  2. is record access using a dbkey.  an IDMS dbkey is a unique identifier of a record within the whole database.  In my days, it was a 4-byte value with the first three bytes holding the "page number within database" and the last byte holding the "record sequence number within page" (deleting a record with sequence nbr 2 would not cause record nbr 3 to become nbr 2 though).  Bad practice to rely on this mechanism too heavily, though sometimes you needed it to "restore database currency" (operations like "OBTAIN NEXT ... WITHIN <area>" were always relative to "current record of ...")

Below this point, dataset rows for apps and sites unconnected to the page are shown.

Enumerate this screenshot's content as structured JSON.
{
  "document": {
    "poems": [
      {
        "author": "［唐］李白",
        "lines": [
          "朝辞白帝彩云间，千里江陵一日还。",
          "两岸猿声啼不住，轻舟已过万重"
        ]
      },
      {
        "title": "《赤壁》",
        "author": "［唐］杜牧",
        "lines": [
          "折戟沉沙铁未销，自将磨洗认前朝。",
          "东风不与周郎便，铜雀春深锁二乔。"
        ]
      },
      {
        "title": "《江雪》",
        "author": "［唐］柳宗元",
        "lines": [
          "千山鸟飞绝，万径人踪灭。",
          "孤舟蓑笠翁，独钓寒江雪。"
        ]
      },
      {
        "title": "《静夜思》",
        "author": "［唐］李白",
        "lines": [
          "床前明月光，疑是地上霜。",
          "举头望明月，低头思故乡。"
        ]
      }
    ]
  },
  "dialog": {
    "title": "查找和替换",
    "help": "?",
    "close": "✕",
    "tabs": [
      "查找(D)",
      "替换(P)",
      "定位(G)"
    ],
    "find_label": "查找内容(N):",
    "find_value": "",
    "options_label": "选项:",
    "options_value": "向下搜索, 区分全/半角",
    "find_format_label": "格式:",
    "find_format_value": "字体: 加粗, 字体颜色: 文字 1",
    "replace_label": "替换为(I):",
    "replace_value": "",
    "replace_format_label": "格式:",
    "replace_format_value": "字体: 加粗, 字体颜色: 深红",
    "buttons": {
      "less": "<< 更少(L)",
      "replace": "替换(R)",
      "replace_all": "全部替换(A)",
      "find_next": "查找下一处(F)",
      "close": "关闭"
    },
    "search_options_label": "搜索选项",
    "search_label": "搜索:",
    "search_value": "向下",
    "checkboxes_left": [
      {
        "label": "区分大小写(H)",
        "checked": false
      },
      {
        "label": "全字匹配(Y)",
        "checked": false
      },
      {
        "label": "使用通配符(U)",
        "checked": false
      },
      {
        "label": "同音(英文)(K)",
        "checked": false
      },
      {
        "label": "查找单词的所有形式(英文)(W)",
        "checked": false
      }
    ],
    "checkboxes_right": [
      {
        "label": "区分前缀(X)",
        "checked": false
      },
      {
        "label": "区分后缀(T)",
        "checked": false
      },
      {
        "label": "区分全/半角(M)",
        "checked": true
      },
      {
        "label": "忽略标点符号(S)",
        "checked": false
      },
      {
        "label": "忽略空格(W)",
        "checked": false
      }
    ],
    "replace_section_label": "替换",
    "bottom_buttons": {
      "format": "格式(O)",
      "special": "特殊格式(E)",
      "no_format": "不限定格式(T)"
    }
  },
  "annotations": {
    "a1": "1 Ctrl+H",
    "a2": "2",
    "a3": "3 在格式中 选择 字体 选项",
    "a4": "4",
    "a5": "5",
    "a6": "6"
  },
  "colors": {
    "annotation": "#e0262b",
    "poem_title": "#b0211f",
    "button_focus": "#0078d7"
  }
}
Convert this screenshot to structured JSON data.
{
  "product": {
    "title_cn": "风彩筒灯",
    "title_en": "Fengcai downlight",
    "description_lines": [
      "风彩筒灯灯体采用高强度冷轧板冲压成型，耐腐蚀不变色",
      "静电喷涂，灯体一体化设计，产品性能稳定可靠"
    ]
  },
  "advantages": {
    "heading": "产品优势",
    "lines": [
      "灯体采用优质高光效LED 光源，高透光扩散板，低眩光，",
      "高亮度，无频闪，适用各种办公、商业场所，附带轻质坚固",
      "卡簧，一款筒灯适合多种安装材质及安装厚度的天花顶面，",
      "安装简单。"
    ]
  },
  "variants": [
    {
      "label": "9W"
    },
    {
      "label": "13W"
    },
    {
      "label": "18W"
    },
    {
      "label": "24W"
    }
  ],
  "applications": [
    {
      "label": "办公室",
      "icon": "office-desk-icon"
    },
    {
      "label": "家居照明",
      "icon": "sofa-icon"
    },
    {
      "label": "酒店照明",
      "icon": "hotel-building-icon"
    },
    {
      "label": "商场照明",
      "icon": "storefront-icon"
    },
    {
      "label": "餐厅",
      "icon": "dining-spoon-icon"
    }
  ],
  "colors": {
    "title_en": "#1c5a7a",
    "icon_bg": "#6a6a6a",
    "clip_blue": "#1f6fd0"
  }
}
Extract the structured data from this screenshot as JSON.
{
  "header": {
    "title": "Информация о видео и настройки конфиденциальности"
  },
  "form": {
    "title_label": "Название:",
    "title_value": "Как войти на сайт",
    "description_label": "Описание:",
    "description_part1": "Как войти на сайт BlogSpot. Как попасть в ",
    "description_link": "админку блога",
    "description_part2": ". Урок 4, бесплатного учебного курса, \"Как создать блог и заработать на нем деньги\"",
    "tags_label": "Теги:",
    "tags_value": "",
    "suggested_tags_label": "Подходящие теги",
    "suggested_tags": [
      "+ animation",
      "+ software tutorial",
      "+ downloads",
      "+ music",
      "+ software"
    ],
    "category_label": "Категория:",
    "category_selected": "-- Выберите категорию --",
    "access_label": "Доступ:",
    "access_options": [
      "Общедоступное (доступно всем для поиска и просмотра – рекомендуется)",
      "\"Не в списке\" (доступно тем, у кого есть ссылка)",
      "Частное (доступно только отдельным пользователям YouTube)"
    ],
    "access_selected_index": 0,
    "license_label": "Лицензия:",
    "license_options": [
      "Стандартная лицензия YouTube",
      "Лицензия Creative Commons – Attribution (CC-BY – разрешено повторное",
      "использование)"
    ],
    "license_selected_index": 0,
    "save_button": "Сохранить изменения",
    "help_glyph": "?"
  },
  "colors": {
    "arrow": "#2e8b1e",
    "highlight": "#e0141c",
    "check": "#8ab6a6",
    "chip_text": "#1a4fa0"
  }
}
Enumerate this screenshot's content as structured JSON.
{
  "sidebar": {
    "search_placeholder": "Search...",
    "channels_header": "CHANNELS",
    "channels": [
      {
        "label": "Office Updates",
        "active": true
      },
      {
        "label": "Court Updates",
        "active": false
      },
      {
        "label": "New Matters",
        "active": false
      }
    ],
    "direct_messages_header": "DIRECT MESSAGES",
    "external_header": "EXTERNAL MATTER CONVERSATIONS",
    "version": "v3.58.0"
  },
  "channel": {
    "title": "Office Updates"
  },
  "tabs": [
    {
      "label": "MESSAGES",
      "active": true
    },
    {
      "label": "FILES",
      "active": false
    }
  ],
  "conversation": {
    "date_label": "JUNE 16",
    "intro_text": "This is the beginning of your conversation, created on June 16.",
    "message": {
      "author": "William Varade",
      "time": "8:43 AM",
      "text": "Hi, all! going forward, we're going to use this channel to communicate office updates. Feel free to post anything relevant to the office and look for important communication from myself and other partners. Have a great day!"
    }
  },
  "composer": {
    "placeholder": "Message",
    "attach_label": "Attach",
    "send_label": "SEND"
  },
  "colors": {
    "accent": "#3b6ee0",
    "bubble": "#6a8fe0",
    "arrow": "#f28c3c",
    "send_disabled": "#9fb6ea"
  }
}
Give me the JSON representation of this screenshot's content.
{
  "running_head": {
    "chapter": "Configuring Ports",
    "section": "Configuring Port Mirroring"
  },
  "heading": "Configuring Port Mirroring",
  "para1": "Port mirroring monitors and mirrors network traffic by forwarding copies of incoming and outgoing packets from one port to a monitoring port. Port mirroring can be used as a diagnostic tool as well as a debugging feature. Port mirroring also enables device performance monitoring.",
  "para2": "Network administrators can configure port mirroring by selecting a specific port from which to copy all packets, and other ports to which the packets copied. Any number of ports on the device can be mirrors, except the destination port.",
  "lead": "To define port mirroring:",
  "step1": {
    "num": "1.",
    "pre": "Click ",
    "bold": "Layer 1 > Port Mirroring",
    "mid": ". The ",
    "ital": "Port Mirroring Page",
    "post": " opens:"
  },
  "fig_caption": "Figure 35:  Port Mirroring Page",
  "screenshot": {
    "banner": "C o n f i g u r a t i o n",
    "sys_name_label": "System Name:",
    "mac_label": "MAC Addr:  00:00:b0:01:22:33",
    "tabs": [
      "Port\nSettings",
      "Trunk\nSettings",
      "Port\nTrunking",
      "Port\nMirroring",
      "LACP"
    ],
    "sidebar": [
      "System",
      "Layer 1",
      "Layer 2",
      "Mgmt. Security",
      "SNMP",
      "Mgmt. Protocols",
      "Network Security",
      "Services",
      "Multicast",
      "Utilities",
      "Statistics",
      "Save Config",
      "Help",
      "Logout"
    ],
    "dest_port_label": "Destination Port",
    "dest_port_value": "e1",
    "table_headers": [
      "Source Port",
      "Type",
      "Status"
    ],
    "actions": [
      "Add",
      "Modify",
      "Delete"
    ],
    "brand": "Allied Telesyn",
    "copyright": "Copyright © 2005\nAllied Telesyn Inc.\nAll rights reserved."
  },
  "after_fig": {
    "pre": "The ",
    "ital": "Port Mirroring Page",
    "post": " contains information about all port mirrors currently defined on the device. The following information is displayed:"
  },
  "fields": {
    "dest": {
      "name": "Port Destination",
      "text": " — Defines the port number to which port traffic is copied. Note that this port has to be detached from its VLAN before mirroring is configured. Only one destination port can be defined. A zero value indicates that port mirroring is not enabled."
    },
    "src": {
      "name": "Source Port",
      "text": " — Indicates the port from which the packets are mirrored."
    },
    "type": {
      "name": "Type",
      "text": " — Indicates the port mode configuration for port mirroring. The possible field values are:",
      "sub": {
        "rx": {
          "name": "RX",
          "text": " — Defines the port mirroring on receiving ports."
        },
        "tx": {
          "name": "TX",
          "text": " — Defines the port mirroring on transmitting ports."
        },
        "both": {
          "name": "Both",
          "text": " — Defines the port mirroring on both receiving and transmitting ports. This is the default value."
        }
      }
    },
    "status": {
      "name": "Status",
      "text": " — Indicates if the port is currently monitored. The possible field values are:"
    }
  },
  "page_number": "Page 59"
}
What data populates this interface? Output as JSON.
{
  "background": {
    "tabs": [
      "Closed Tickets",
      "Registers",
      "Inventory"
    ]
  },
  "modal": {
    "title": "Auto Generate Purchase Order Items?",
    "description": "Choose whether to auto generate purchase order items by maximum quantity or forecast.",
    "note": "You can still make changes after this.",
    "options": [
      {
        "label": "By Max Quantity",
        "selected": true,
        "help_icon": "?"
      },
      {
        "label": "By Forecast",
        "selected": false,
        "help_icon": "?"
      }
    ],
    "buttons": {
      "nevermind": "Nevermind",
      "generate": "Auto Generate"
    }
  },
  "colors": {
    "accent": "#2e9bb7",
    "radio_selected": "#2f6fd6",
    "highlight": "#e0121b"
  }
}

  3. Is the process of accessing, say, a customer record using a customer number value as key.  If the physical org was hashing-based, it would be OBTAIN CALC REC_CUST, if the physical org was index-key based, then it would be OBTAIN REC_CUST USING <index key field in program>.  IDMS also allowed the DBA to allow duplicates for a calc key, which could be accessed one by one using OBTAIN DUPLICATE after a successful OBTAIN CALC.
  4. Point 5 (!!!!!!) is the process of first making, say, a given customer (CUST_REC) "current" in your run-unit and then accessing all of that particular customer's order, or addresses, or contracts, or anything connected to the CUST_REC via a SET.  That is, something like OBTAIN NEXT <member_rec_name> WITHIN <set-name>.  Sets could also be multi-member and you could also request OBTAIN NEXT WITHIN <set-name> and then you'd first have to inspect the RECORD_NAME field to know what record type the DBMS returned to you.
  5. Point 4 (!!!!!!!) appears to appeal to the fact that sets could be ordered (and the ordering key for that set then being that "secondary key value", so that, say, all orders of a given customer could easily be accessed in order date order.  You could obviously then also "position" your run-unit somewhere in the middle of that set and thus process, say, only the orders as of this-or-that particular date (of this particular customer).
  6. Is just the facility you need to use to "loop through the members of a set" as described in 4/5.  Don't see why it's a bullet in its own right here.
  7. OBTAIN OWNER is the facility that got mostly used when processing BOM structures.  From a given part, you could access, say, PART_CONTAINMENT records using typically methods 4/5/6 (say, OBTAIN FIRST PART_CONTAINMENT WITHIN CONTAINS_PART), but if you wanted to get to the actual data of the contained part you'd have to follow the "owner" link of the second set between the two record types, say, OBTAIN OWNER WITHIN CONTAINED_BY_PART.

The questions he asks at the end have been, in the case of IDMS, answered as design choices made by the authors.